This Sunday, Sept. 9, is National Grandparents Day. If you don't have anything planned yet, don't panic – you still have time — and if you didn't even know Grandparents Day was a thing, you're not alone. Unlike the random "holidays" that pop up on social media all the time (like Cheese Lovers Day, Singles Awareness Day, and Crossword Puzzle Day), Grandparents Day is a legit national holiday. So, when did Grandparents Day start, who started it, and why? And most importantly, how should we celebrate it?
We can thank a West Virginian woman named Marian Lucille Herndon McQuade for bringing us Grandparents Day. McQuade became passionate about honoring the seniors in our communities after spending time with elderly nursing home residents. "Fearing that these people were missing out on important family bonding due to their need for intensive care, she petitioned the government for an official day of observance," Sara Coughlin wrote in an article for Refinery 29.

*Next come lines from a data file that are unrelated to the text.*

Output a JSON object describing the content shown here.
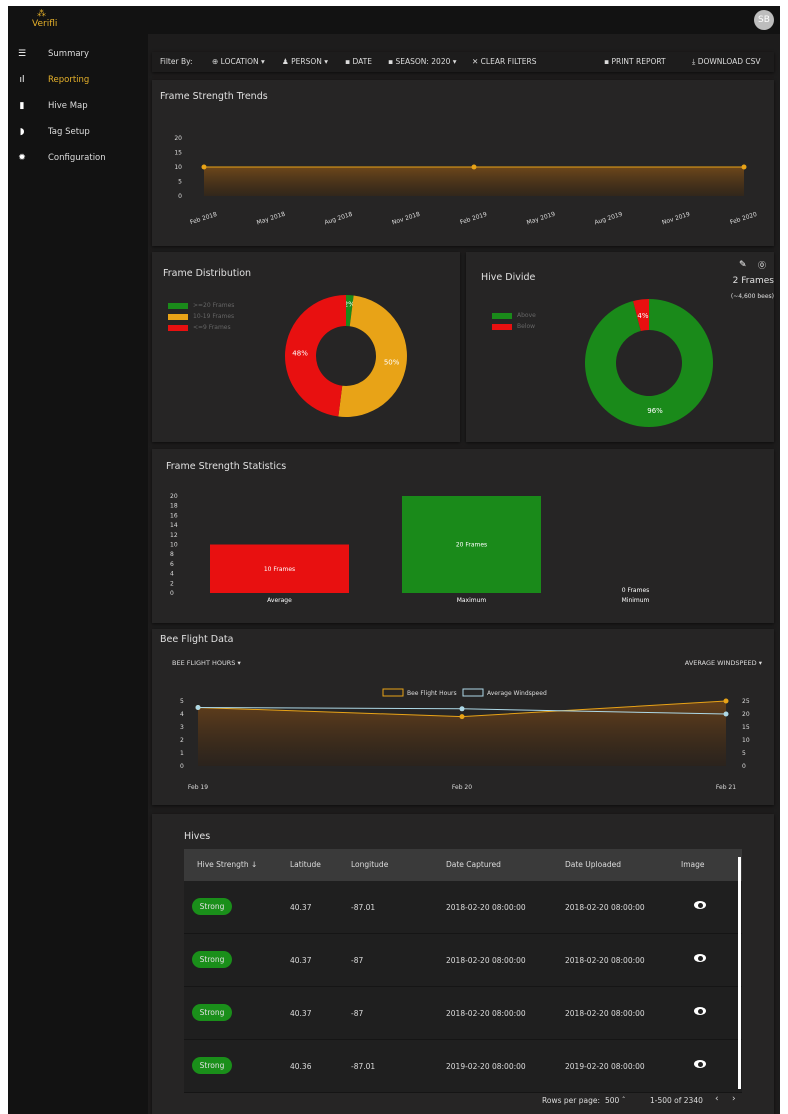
{
  "app": {
    "logo": "Verifli",
    "user_initials": "SB"
  },
  "nav": [
    {
      "icon": "list-icon",
      "label": "Summary"
    },
    {
      "icon": "bar-chart-icon",
      "label": "Reporting",
      "active": true
    },
    {
      "icon": "map-icon",
      "label": "Hive Map"
    },
    {
      "icon": "tag-icon",
      "label": "Tag Setup"
    },
    {
      "icon": "gear-icon",
      "label": "Configuration"
    }
  ],
  "filters": {
    "label": "Filter By:",
    "location": "LOCATION",
    "person": "PERSON",
    "date": "DATE",
    "season": "SEASON: 2020",
    "clear": "CLEAR FILTERS",
    "print": "PRINT REPORT",
    "download": "DOWNLOAD CSV"
  },
  "trends": {
    "title": "Frame Strength Trends"
  },
  "distribution": {
    "title": "Frame Distribution"
  },
  "divide": {
    "title": "Hive Divide",
    "frames": "2 Frames",
    "bees": "(~4,600 bees)"
  },
  "statistics": {
    "title": "Frame Strength Statistics"
  },
  "flight": {
    "title": "Bee Flight Data",
    "left_select": "BEE FLIGHT HOURS",
    "right_select": "AVERAGE WINDSPEED"
  },
  "hives": {
    "title": "Hives",
    "columns": [
      "Hive Strength",
      "Latitude",
      "Longitude",
      "Date Captured",
      "Date Uploaded",
      "Image"
    ],
    "rows": [
      [
        "Strong",
        "40.37",
        "-87.01",
        "2018-02-20 08:00:00",
        "2018-02-20 08:00:00"
      ],
      [
        "Strong",
        "40.37",
        "-87",
        "2018-02-20 08:00:00",
        "2018-02-20 08:00:00"
      ],
      [
        "Strong",
        "40.37",
        "-87",
        "2018-02-20 08:00:00",
        "2018-02-20 08:00:00"
      ],
      [
        "Strong",
        "40.36",
        "-87.01",
        "2019-02-20 08:00:00",
        "2019-02-20 08:00:00"
      ]
    ],
    "rows_per_page_label": "Rows per page:",
    "rows_per_page": "500",
    "range": "1-500 of 2340"
  },
  "chart_data": [
    {
      "type": "area",
      "title": "Frame Strength Trends",
      "x": [
        "Feb 2018",
        "Feb 2019",
        "Feb 2020"
      ],
      "categories": [
        "Feb 2018",
        "May 2018",
        "Aug 2018",
        "Nov 2018",
        "Feb 2019",
        "May 2019",
        "Aug 2019",
        "Nov 2019",
        "Feb 2020"
      ],
      "values": [
        10,
        10,
        10
      ],
      "yticks": [
        0,
        5,
        10,
        15,
        20
      ],
      "ylim": [
        0,
        20
      ],
      "color": "#e8a317"
    },
    {
      "type": "pie",
      "title": "Frame Distribution",
      "labels": [
        ">=20 Frames",
        "10-19 Frames",
        "<=9 Frames"
      ],
      "values": [
        2,
        50,
        48
      ],
      "colors": [
        "#1a8a1a",
        "#e8a317",
        "#e81010"
      ]
    },
    {
      "type": "pie",
      "title": "Hive Divide",
      "labels": [
        "Above",
        "Below"
      ],
      "values": [
        96,
        4
      ],
      "colors": [
        "#1a8a1a",
        "#e81010"
      ]
    },
    {
      "type": "bar",
      "title": "Frame Strength Statistics",
      "categories": [
        "Average",
        "Maximum",
        "Minimum"
      ],
      "values": [
        10,
        20,
        0
      ],
      "labels": [
        "10 Frames",
        "20 Frames",
        "0 Frames"
      ],
      "colors": [
        "#e81010",
        "#1a8a1a",
        "#1a8a1a"
      ],
      "yticks": [
        0,
        2,
        4,
        6,
        8,
        10,
        12,
        14,
        16,
        18,
        20
      ],
      "ylim": [
        0,
        20
      ]
    },
    {
      "type": "line",
      "title": "Bee Flight Data",
      "x": [
        "Feb 19",
        "Feb 20",
        "Feb 21"
      ],
      "series": [
        {
          "name": "Bee Flight Hours",
          "values": [
            4.5,
            3.8,
            5
          ],
          "color": "#e8a317",
          "axis": "left"
        },
        {
          "name": "Average Windspeed",
          "values": [
            22.5,
            22,
            20
          ],
          "color": "#add8e6",
          "axis": "right"
        }
      ],
      "yticks_left": [
        0,
        1,
        2,
        3,
        4,
        5
      ],
      "yticks_right": [
        0,
        5,
        10,
        15,
        20,
        25
      ],
      "ylim_left": [
        0,
        5
      ],
      "ylim_right": [
        0,
        25
      ]
    }
  ]
}
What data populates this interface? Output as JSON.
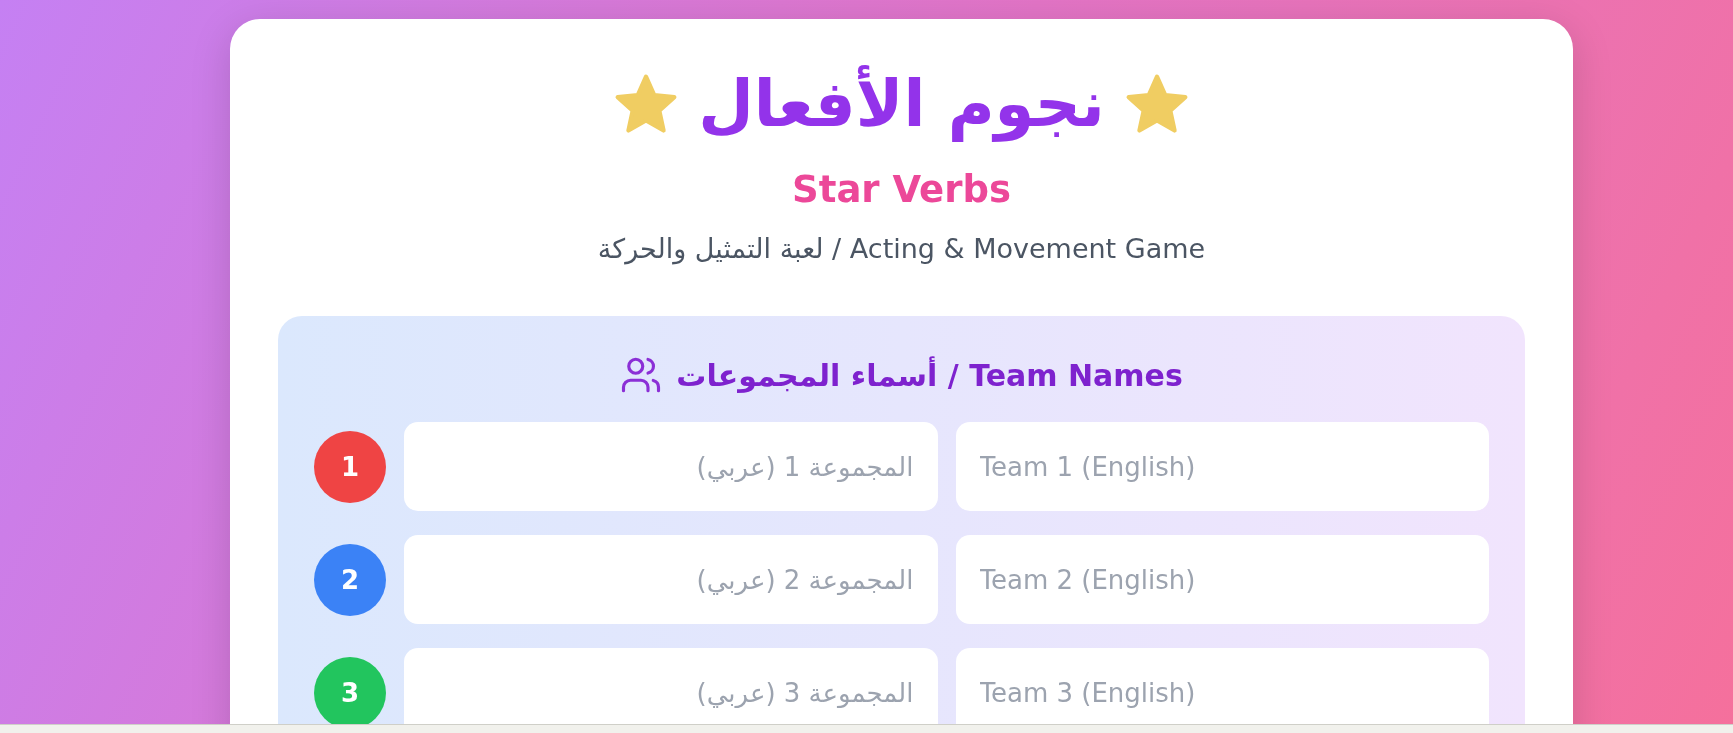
{
  "header": {
    "title": "نجوم الأفعال",
    "subtitle": "Star Verbs",
    "tagline": "لعبة التمثيل والحركة / Acting & Movement Game"
  },
  "teams_panel": {
    "heading": "أسماء المجموعات / Team Names",
    "teams": [
      {
        "number": "1",
        "color": "#ef4444",
        "arabic_placeholder": "المجموعة 1 (عربي)",
        "english_placeholder": "Team 1 (English)"
      },
      {
        "number": "2",
        "color": "#3b82f6",
        "arabic_placeholder": "المجموعة 2 (عربي)",
        "english_placeholder": "Team 2 (English)"
      },
      {
        "number": "3",
        "color": "#22c55e",
        "arabic_placeholder": "المجموعة 3 (عربي)",
        "english_placeholder": "Team 3 (English)"
      }
    ]
  }
}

Of course, it didn't go national right away. McQuade first began pushing for her new holiday throughout her home state of West Virginia. According to GrandparentsDay.org, "Through her efforts, she reached out to the civic, business, faith, and political leaders and began a statewide campaign for Grandparents Day." In the year 1973, West Virginian governor Arch Moore made Grandparents Day a statewide holiday.
Grandparents Day remained a West Virginian thing for five years — until President Jimmy Carter decided it was time to make it a national celebration. On Aug. 3, 1978, President Carter released Proclamation 4580, making Grandparents Day an official national holiday. President Carter began by outlining his reasons for his proclamation.
Our nation was shaped by the wisdom and courage of our founding fathers, and by the steadfastness of succeeding generations who have sustained their vision through two turbulent centuries of challenge and growth.
Each American family is similarly shaped and guided by its forbears. Just as a nation learns and is strengthened by its history, so a family learns and is strengthened by its understanding of preceding generations. As Americans live longer, more and more families are enriched by their shared experiences with grandparents and great-grandparents."
President Carter went on to designate Sept. 10, 1978 as National Grandparents Day. In a later proclamation, given on Sept. 6, 1979, he makes Grandparents Day an annual thing. He wrote, "Now, therefore, I, Jimmy Carter, President of the United States of America, do hereby designate Sunday, September 9, 1979 and the first Sunday following Labor Day in each succeeding year as 'National Grandparents Day.'" And there you have it.
According to LegacyProject.org, "Mrs. McQuade wanted Grandparents Day to be a family day. She envisioned families enjoying small, private gatherings, perhaps even a family reunion, or participating in community events." While the purpose was to honor and celebrate grandparents, Grandparents Day also serves as an opportunity to connect the different generations of a family. After all, our grandparents are our roots, and our best connection to our personal family history.
If you don't live close to your grandparents or, if you're like me and don't have any surviving grandparents, you can (and are encouraged) to still celebrate. Send your out-of-town grandparents cards and flowers. Honor your late grandparents by telling your children all about them. Show them photos and teach them about these important figures in their family tree. "In keeping with McQuade's belief that the elderly mustn't be forgotten, you can 'adopt; a grandparent and spend the day with a nursing home resident who might not have grandchildren of their own," wrote Coughlin. They don't need to be your grandparent to be celebrated this Grandparents Day!